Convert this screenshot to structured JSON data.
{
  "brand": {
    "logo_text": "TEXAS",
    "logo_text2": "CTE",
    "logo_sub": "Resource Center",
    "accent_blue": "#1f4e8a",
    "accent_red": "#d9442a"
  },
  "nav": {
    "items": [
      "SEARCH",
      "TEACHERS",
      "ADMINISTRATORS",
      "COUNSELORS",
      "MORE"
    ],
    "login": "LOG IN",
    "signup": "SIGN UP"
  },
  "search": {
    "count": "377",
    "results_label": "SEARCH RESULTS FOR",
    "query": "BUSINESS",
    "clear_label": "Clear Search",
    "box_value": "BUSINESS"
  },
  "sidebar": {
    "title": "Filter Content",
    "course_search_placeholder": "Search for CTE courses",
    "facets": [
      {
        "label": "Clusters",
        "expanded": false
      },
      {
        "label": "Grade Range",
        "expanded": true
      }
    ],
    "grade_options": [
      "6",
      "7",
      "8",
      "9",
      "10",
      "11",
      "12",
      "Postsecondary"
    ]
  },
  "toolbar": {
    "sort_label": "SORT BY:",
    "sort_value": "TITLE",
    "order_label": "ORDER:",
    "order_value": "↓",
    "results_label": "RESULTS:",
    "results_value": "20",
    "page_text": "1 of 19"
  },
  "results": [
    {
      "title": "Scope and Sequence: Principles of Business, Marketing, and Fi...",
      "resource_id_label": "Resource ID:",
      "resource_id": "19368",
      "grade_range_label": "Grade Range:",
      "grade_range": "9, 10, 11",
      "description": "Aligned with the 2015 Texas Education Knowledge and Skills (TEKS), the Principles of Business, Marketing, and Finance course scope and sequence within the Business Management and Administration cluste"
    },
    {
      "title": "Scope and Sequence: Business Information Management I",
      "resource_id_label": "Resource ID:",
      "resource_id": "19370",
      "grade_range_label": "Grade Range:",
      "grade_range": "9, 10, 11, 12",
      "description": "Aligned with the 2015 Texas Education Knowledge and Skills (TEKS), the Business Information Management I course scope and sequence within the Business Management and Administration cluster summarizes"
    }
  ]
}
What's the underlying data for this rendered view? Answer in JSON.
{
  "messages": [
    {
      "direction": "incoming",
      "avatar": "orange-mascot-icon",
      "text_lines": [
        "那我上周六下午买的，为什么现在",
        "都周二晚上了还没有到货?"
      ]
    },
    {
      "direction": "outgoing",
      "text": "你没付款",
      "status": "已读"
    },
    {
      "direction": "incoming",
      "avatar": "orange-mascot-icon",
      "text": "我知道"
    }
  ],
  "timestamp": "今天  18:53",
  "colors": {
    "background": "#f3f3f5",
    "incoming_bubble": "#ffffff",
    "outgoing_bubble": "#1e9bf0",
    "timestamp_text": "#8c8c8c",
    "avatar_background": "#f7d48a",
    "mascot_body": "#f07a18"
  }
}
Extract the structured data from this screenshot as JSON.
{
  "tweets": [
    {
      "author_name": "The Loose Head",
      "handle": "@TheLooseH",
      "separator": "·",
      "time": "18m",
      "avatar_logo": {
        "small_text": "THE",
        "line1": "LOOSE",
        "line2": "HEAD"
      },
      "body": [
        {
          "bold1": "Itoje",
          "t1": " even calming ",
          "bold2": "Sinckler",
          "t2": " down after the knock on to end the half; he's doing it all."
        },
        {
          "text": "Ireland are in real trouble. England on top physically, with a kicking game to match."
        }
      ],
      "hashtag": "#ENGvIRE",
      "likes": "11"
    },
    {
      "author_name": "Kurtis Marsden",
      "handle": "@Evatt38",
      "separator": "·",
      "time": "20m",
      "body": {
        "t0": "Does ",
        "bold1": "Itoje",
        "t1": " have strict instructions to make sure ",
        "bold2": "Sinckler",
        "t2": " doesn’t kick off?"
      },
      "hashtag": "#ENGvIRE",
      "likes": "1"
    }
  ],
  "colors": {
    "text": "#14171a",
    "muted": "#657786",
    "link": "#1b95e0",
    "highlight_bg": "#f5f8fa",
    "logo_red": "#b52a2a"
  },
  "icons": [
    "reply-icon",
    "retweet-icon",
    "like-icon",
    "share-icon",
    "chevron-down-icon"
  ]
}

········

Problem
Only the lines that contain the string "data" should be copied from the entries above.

Answer box
Convert this screenshot to structured JSON data.
What's the underlying data for this rendered view? Answer in JSON.
Extract the structured data from this screenshot as JSON.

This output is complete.